The Bureau of Land Management (BLM) is part of the United States Department of the Interior. Its responsibilities encompass 262 millions acres of public lands and administration and management of approximately 300 million acres of mineral rights. BLM also maintains the legal status for 331 million acres of reservation created from public lands, such as the national parks, national wildlife refuges, and national forests.

BLM was established on July 16, 1946, by the consolidation of the General Land Office (created in 1812) and the Grazing Service (created in 1934). As steward of nearly half of all federally managed lands, BLM's primary purpose is wisely balancing the use of natural resources. To achieve this goal, BLM selectively disposes, conserves, enhances, and maintains the environmental quality of these public lands. These resources, besides the land itself, include minerals, forest, range, recreation, wildlife, and soil, water, and vegetation. To manage these resources, the Bureau must be able to accurately identify and locate the increasingly valuable areas of land with which it has been entrusted. BLM's Cadastral Survey Program is responsible for the creation, restoration, marking and defining the boundaries of these lands. Cadastral survey is also responsible for the official boundary surveys for all federal agencies who together manage over 700 million acres of land.

Land Ordinance of 1785

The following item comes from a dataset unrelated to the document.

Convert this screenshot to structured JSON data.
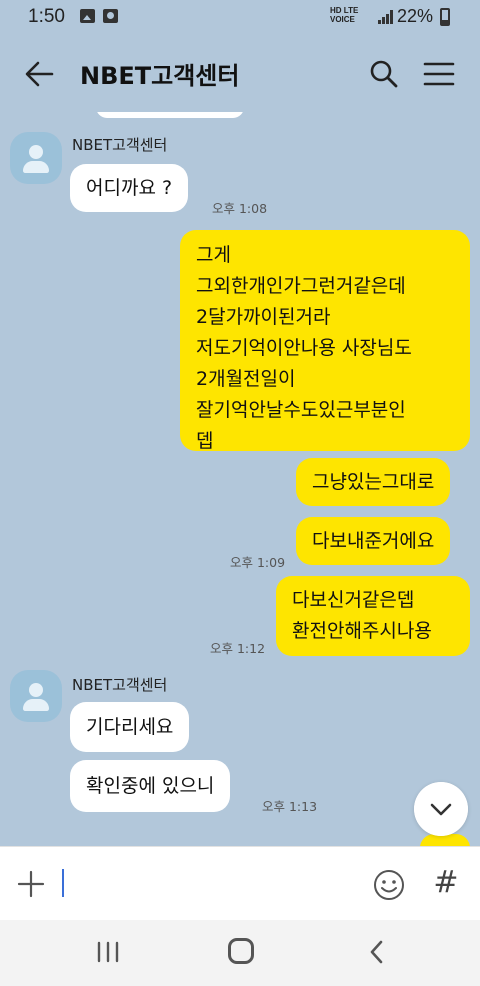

In 1785 the Continental Congress enacted the Land Ordinance which set in motion a rectangular survey system to lay out one mile square parcels over all of the federal lands outside the 13 colonies and their western territories. Our present system of public land survey still retains the basic elements set forth in the Land Ordinance of 1785.

Public Land Survey System or PLSS

This rectangular survey system is now know as the Public Land Survey System. Under the cadastral system the public domain is plotted from a principal meridian (running north and south) and base line (running east and west) into a grid of squares approximately 6 miles to the side, called "townships." The township is further divided into sections of one-mile squares containing 640 acres. Sections are numbered 1-36 from the upper right hand corner. The sections can be further subdivided into quarter sections of 160 acres. The quarters can be divided into half-quarters of 80 acres or into quarter-quarter sections of 40 acres, etc. The land description for the following parcel would be written as "NE1/4NW1/4, Sec. 14, T. 2 S., R. 3 W."

Diagram of PLSS

Diagram of the Public Land Survey System